As to these other issues, which will, undoubtedly, help to guide equity market behavior in the days and weeks to come, the economy looks to be on a moderate, but durable, forward course at home and on an irregularly better path abroad; the Fed is likely to start to taper its popular bond-buying program sooner rather than later--and perhaps as early as next week; and the situation in Washington is likely to become even more contentious in the weeks before a mid-October debt-ceiling deadline draws near. Thus, there will be plenty of opportunity, we believe, to test the mettle of the suddenly emboldened bulls.

For now, though, the path to higher stock prices would seem to be relatively clear, at least in the very short run, although we caution that valuations are again getting frothy and the VIX volatility index has been tracking lower again, having fallen below 14 yesterday, suggesting that speculative activity is again on the rise. Such a state of affairs proves often bearish at some point.      

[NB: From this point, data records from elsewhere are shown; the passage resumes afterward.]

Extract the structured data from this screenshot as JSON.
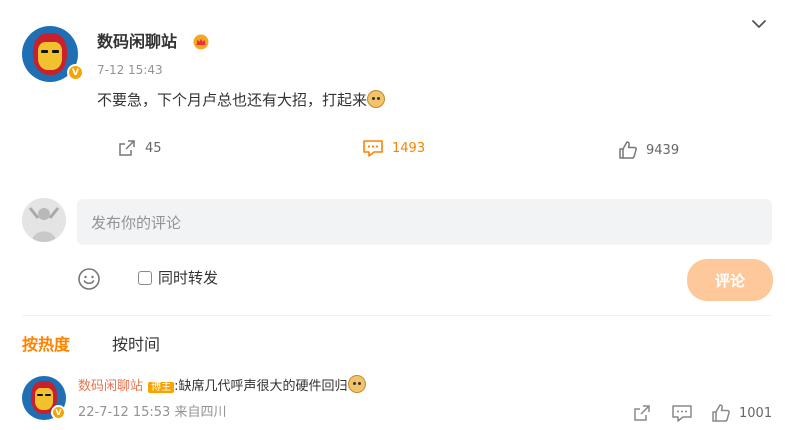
{
  "post": {
    "author": "数码闲聊站",
    "time": "7-12 15:43",
    "text": "不要急，下个月卢总也还有大招，打起来",
    "emoji": "doge-emoji",
    "actions": {
      "repost_count": "45",
      "comment_count": "1493",
      "like_count": "9439"
    }
  },
  "composer": {
    "placeholder": "发布你的评论",
    "repost_option": "同时转发",
    "submit_label": "评论"
  },
  "sort": {
    "hot": "按热度",
    "time": "按时间"
  },
  "reply": {
    "author": "数码闲聊站",
    "tag": "博主",
    "text": ":缺席几代呼声很大的硬件回归",
    "time_source": "22-7-12 15:53 来自四川",
    "like_count": "1001"
  },
  "colors": {
    "accent": "#ff8200",
    "reply_name": "#eb7350",
    "submit_disabled": "#ffc89b"
  }
}
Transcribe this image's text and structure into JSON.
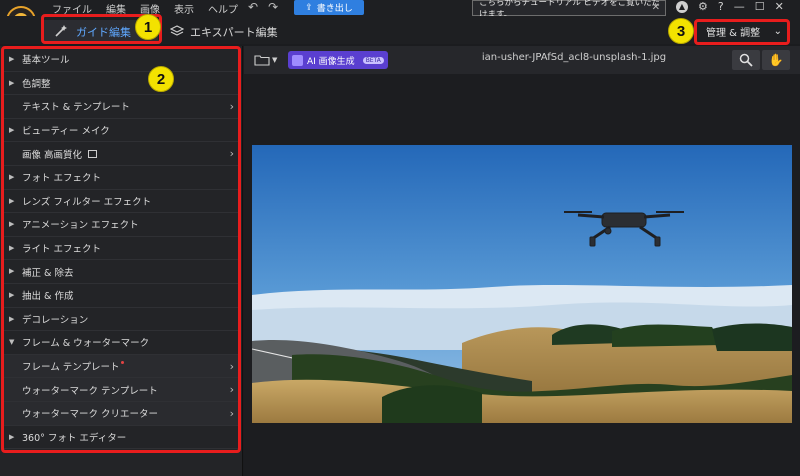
{
  "menu": {
    "items": [
      "ファイル",
      "編集",
      "画像",
      "表示",
      "ヘルプ"
    ]
  },
  "toolbar": {
    "export_label": "書き出し",
    "notice_text": "こちらからチュートリアル ビデオをご覧いただけます。",
    "help": "?"
  },
  "modes": {
    "guide_label": "ガイド編集",
    "expert_label": "エキスパート編集",
    "manage_label": "管理 & 調整"
  },
  "badges": [
    "1",
    "2",
    "3"
  ],
  "sidebar": {
    "items": [
      {
        "label": "基本ツール",
        "kind": "cat"
      },
      {
        "label": "色調整",
        "kind": "cat"
      },
      {
        "label": "テキスト & テンプレート",
        "kind": "sub"
      },
      {
        "label": "ビューティー メイク",
        "kind": "cat"
      },
      {
        "label": "画像 高画質化",
        "kind": "sub"
      },
      {
        "label": "フォト エフェクト",
        "kind": "cat"
      },
      {
        "label": "レンズ フィルター エフェクト",
        "kind": "cat"
      },
      {
        "label": "アニメーション エフェクト",
        "kind": "cat"
      },
      {
        "label": "ライト エフェクト",
        "kind": "cat"
      },
      {
        "label": "補正 & 除去",
        "kind": "cat"
      },
      {
        "label": "抽出 & 作成",
        "kind": "cat"
      },
      {
        "label": "デコレーション",
        "kind": "cat"
      },
      {
        "label": "フレーム & ウォーターマーク",
        "kind": "open"
      },
      {
        "label": "フレーム テンプレート",
        "kind": "child"
      },
      {
        "label": "ウォーターマーク テンプレート",
        "kind": "child"
      },
      {
        "label": "ウォーターマーク クリエーター",
        "kind": "child"
      },
      {
        "label": "360° フォト エディター",
        "kind": "cat"
      }
    ]
  },
  "workspace": {
    "ai_label": "AI 画像生成",
    "beta_label": "BETA",
    "filename": "ian-usher-JPAfSd_acl8-unsplash-1.jpg"
  },
  "colors": {
    "accent_blue": "#2f7fe0",
    "annotation_red": "#e81d1d",
    "badge_yellow": "#f3e200",
    "ai_purple": "#5a3fd0"
  }
}
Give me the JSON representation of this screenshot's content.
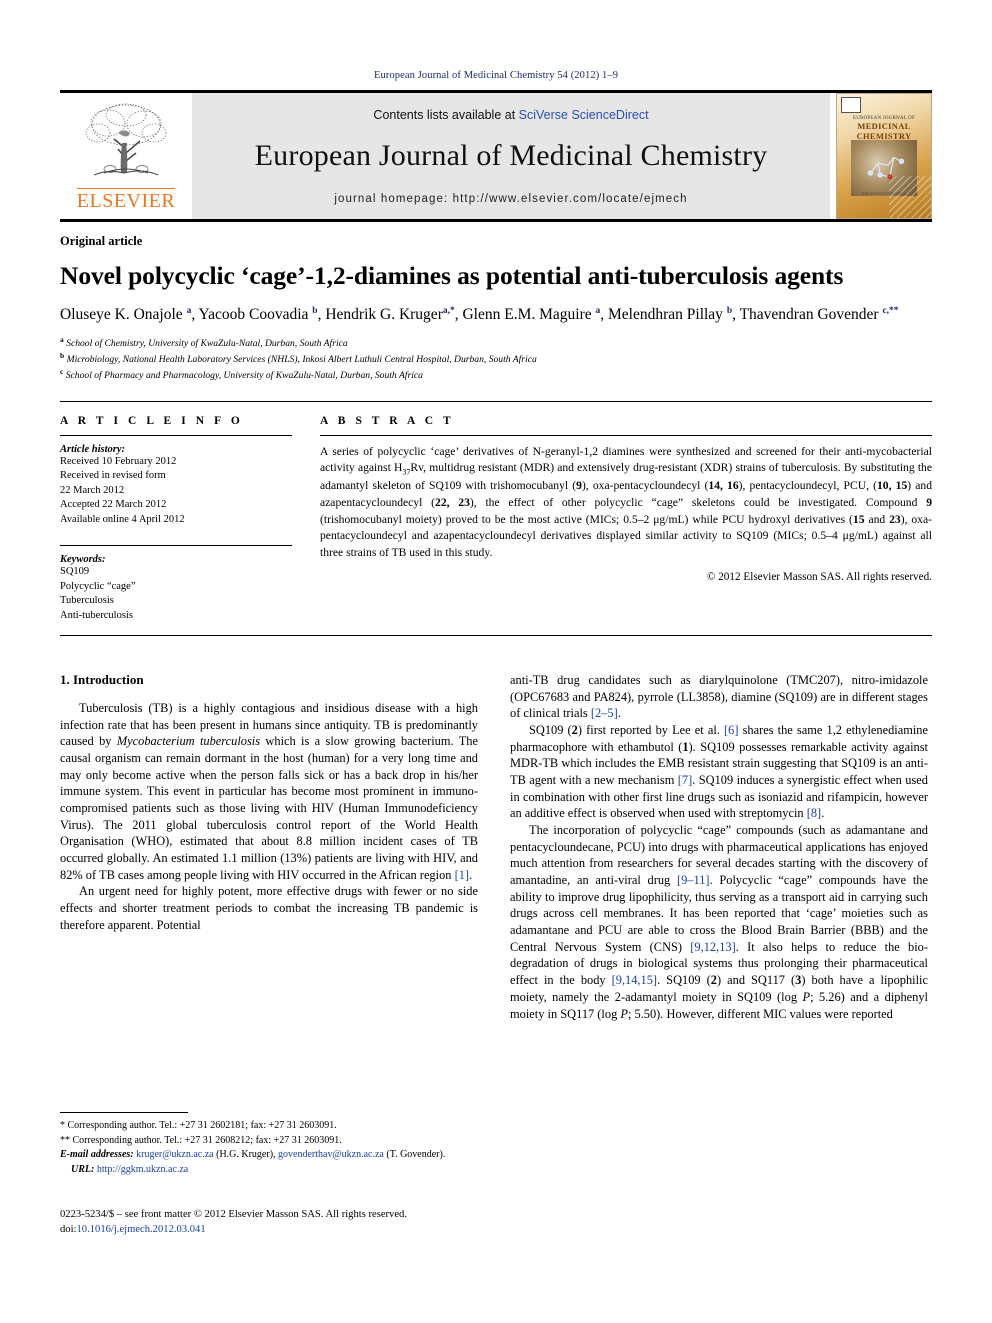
{
  "running_head": "European Journal of Medicinal Chemistry 54 (2012) 1–9",
  "masthead": {
    "publisher_name": "ELSEVIER",
    "contents_prefix": "Contents lists available at ",
    "contents_link": "SciVerse ScienceDirect",
    "journal_title": "European Journal of Medicinal Chemistry",
    "homepage": "journal homepage: http://www.elsevier.com/locate/ejmech",
    "cover": {
      "line1": "EUROPEAN JOURNAL OF",
      "line2": "MEDICINAL",
      "line3": "CHEMISTRY",
      "footer": "ISSN 0223-5234 VOLUME 54"
    }
  },
  "article": {
    "type": "Original article",
    "title": "Novel polycyclic ‘cage’-1,2-diamines as potential anti-tuberculosis agents",
    "authors_html": "Oluseye K. Onajole <sup>a</sup>, Yacoob Coovadia <sup>b</sup>, Hendrik G. Kruger<sup>a,*</sup>, Glenn E.M. Maguire <sup>a</sup>, Melendhran Pillay <sup>b</sup>, Thavendran Govender <sup>c,**</sup>",
    "affiliations": [
      {
        "marker": "a",
        "text": "School of Chemistry, University of KwaZulu-Natal, Durban, South Africa"
      },
      {
        "marker": "b",
        "text": "Microbiology, National Health Laboratory Services (NHLS), Inkosi Albert Luthuli Central Hospital, Durban, South Africa"
      },
      {
        "marker": "c",
        "text": "School of Pharmacy and Pharmacology, University of KwaZulu-Natal, Durban, South Africa"
      }
    ]
  },
  "article_info": {
    "heading": "A R T I C L E  I N F O",
    "history_title": "Article history:",
    "history": [
      "Received 10 February 2012",
      "Received in revised form",
      "22 March 2012",
      "Accepted 22 March 2012",
      "Available online 4 April 2012"
    ],
    "keywords_title": "Keywords:",
    "keywords": [
      "SQ109",
      "Polycyclic “cage”",
      "Tuberculosis",
      "Anti-tuberculosis"
    ]
  },
  "abstract": {
    "heading": "A B S T R A C T",
    "body_html": "A series of polycyclic ‘cage’ derivatives of N-geranyl-1,2 diamines were synthesized and screened for their anti-mycobacterial activity against H<sub>37</sub>Rv, multidrug resistant (MDR) and extensively drug-resistant (XDR) strains of tuberculosis. By substituting the adamantyl skeleton of SQ109 with trishomocubanyl (<b>9</b>), oxa-pentacycloundecyl (<b>14, 16</b>), pentacycloundecyl, PCU, (<b>10, 15</b>) and azapentacycloundecyl (<b>22, 23</b>), the effect of other polycyclic “cage” skeletons could be investigated. Compound <b>9</b> (trishomocubanyl moiety) proved to be the most active (MICs; 0.5–2 μg/mL) while PCU hydroxyl derivatives (<b>15</b> and <b>23</b>), oxa-pentacycloundecyl and azapentacycloundecyl derivatives displayed similar activity to SQ109 (MICs; 0.5–4 μg/mL) against all three strains of TB used in this study.",
    "copyright": "© 2012 Elsevier Masson SAS. All rights reserved."
  },
  "body": {
    "section_number_title": "1.  Introduction",
    "left_paragraphs_html": [
      "Tuberculosis (TB) is a highly contagious and insidious disease with a high infection rate that has been present in humans since antiquity. TB is predominantly caused by <i>Mycobacterium tuberculosis</i> which is a slow growing bacterium. The causal organism can remain dormant in the host (human) for a very long time and may only become active when the person falls sick or has a back drop in his/her immune system. This event in particular has become most prominent in immuno-compromised patients such as those living with HIV (Human Immunodeficiency Virus). The 2011 global tuberculosis control report of the World Health Organisation (WHO), estimated that about 8.8 million incident cases of TB occurred globally. An estimated 1.1 million (13%) patients are living with HIV, and 82% of TB cases among people living with HIV occurred in the African region <span class=\"cite\">[1]</span>.",
      "An urgent need for highly potent, more effective drugs with fewer or no side effects and shorter treatment periods to combat the increasing TB pandemic is therefore apparent. Potential"
    ],
    "right_paragraphs_html": [
      "anti-TB drug candidates such as diarylquinolone (TMC207), nitro-imidazole (OPC67683 and PA824), pyrrole (LL3858), diamine (SQ109) are in different stages of clinical trials <span class=\"cite\">[2–5]</span>.",
      "SQ109 (<b>2</b>) first reported by Lee et al. <span class=\"cite\">[6]</span> shares the same 1,2 ethylenediamine pharmacophore with ethambutol (<b>1</b>). SQ109 possesses remarkable activity against MDR-TB which includes the EMB resistant strain suggesting that SQ109 is an anti-TB agent with a new mechanism <span class=\"cite\">[7]</span>. SQ109 induces a synergistic effect when used in combination with other first line drugs such as isoniazid and rifampicin, however an additive effect is observed when used with streptomycin <span class=\"cite\">[8]</span>.",
      "The incorporation of polycyclic “cage” compounds (such as adamantane and pentacycloundecane, PCU) into drugs with pharmaceutical applications has enjoyed much attention from researchers for several decades starting with the discovery of amantadine, an anti-viral drug <span class=\"cite\">[9–11]</span>. Polycyclic “cage” compounds have the ability to improve drug lipophilicity, thus serving as a transport aid in carrying such drugs across cell membranes. It has been reported that ‘cage’ moieties such as adamantane and PCU are able to cross the Blood Brain Barrier (BBB) and the Central Nervous System (CNS) <span class=\"cite\">[9,12,13]</span>. It also helps to reduce the bio-degradation of drugs in biological systems thus prolonging their pharmaceutical effect in the body <span class=\"cite\">[9,14,15]</span>. SQ109 (<b>2</b>) and SQ117 (<b>3</b>) both have a lipophilic moiety, namely the 2-adamantyl moiety in SQ109 (log <i>P</i>; 5.26) and a diphenyl moiety in SQ117 (log <i>P</i>; 5.50). However, different MIC values were reported"
    ]
  },
  "footnotes": {
    "corresponding_1": "* Corresponding author. Tel.: +27 31 2602181; fax: +27 31 2603091.",
    "corresponding_2": "** Corresponding author. Tel.: +27 31 2608212; fax: +27 31 2603091.",
    "email_label": "E-mail addresses:",
    "email_1": "kruger@ukzn.ac.za",
    "email_1_name": "(H.G. Kruger),",
    "email_2": "govenderthav@ukzn.ac.za",
    "email_2_name": "(T. Govender).",
    "url_label": "URL:",
    "url_value": "http://ggkm.ukzn.ac.za"
  },
  "footer": {
    "issn_line": "0223-5234/$ – see front matter © 2012 Elsevier Masson SAS. All rights reserved.",
    "doi_label": "doi:",
    "doi_value": "10.1016/j.ejmech.2012.03.041"
  },
  "colors": {
    "link_blue": "#1a3fa0",
    "head_navy": "#1a2a6c",
    "elsevier_orange": "#E87722",
    "masthead_grey": "#e6e6e6"
  }
}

Looking ahead, meantime, stocks overseas were mixed in Asia overnight, and were little changed in Europe earlier this morning. And over here, our futures are a bit softer at this hour possibly presaging a weaker start when trading commences in less than an hour from now. The lone economic news item of note today was the report, issued moments ago, showing a plunge in initial jobless claims to 292,000 in the latest week. That result was well under the expected 330,000 claims, and could encourage the Fed to go forward with its possible reduction in bond-buying activity next week. – Harvey S. Katz

At the time of this article's writing, the author did not have positions in any of the companies mentioned.